**EXERCISE INSTRUCTIONS:** After checking the listing below, say how many of its lines contain the string "termék". Only the number is needed.

**TASK DATA:**
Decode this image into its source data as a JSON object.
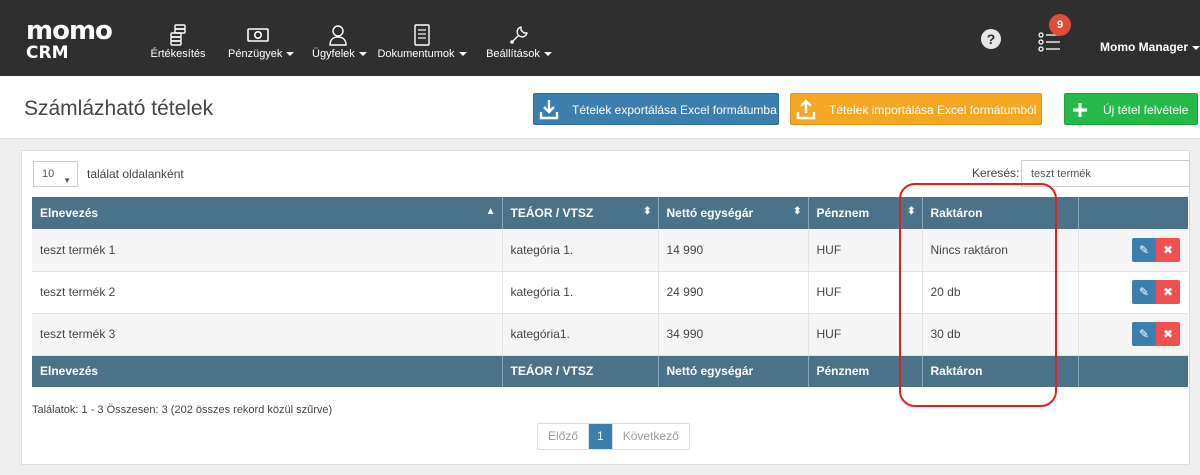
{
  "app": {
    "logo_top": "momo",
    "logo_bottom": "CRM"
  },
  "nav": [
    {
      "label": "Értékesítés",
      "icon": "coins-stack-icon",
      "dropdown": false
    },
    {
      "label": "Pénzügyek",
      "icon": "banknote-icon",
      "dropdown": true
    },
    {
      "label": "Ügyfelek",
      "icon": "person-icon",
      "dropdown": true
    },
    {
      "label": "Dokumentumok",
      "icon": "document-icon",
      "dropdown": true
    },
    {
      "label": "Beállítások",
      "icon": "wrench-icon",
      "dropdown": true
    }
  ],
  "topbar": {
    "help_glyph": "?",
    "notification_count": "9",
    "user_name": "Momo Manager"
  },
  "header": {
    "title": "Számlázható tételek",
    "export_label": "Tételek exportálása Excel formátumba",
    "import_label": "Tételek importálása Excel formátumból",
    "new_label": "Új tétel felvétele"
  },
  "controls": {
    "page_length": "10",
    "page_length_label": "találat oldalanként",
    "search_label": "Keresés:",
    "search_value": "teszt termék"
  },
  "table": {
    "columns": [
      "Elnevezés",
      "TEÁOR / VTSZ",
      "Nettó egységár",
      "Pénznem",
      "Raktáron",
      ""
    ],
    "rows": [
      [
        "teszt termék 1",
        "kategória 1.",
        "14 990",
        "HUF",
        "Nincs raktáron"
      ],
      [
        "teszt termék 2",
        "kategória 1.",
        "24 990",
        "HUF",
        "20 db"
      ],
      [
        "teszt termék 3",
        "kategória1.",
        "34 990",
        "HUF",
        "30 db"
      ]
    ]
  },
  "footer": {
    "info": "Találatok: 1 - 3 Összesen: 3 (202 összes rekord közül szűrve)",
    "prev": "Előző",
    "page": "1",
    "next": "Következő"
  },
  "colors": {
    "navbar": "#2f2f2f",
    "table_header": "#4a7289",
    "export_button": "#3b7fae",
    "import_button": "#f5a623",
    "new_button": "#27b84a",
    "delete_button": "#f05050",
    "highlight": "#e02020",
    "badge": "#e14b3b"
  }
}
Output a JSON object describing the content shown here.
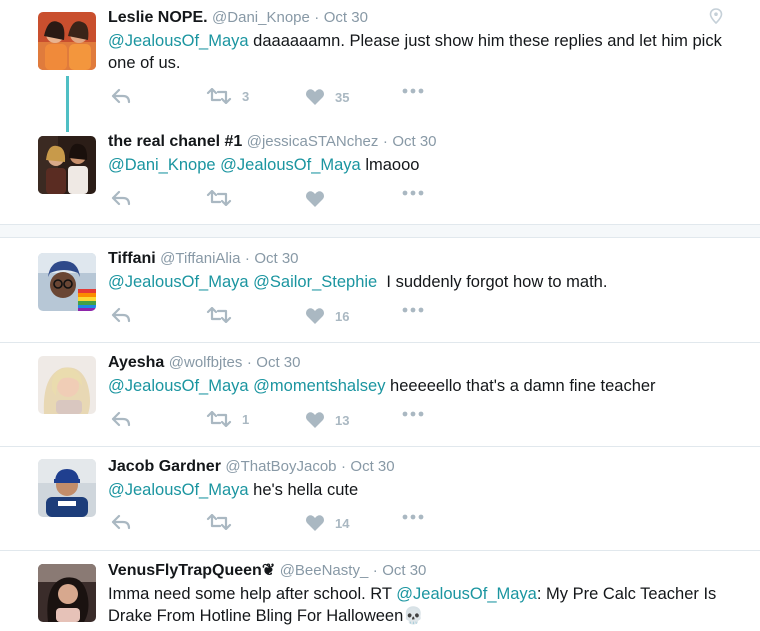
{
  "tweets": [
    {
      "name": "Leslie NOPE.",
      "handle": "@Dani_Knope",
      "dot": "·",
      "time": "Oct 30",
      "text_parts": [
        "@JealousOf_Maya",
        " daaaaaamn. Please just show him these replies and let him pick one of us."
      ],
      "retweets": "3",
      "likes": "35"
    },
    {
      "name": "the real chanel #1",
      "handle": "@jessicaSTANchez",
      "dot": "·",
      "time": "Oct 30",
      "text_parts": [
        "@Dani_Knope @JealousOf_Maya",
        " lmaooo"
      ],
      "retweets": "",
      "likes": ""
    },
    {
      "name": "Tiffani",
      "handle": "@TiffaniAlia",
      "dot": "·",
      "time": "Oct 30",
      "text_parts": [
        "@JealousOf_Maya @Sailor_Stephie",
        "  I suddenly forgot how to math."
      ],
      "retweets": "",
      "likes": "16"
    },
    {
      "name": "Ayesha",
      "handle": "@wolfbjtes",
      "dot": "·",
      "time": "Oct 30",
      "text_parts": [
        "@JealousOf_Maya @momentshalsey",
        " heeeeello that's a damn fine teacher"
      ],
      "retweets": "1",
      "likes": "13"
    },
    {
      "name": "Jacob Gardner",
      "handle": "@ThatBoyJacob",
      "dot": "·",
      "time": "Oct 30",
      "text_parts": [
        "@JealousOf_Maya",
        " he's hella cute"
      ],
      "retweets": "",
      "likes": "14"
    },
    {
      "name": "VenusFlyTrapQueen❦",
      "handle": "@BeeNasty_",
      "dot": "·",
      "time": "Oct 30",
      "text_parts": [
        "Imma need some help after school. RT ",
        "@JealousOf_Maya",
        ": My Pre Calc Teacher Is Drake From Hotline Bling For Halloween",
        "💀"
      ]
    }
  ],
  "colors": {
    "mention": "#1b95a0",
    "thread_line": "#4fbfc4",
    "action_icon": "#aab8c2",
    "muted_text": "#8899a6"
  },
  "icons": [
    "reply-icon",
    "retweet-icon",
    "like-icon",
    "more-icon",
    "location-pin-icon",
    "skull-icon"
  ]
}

**RESPONSE FOR THIS EXERCISE:** 4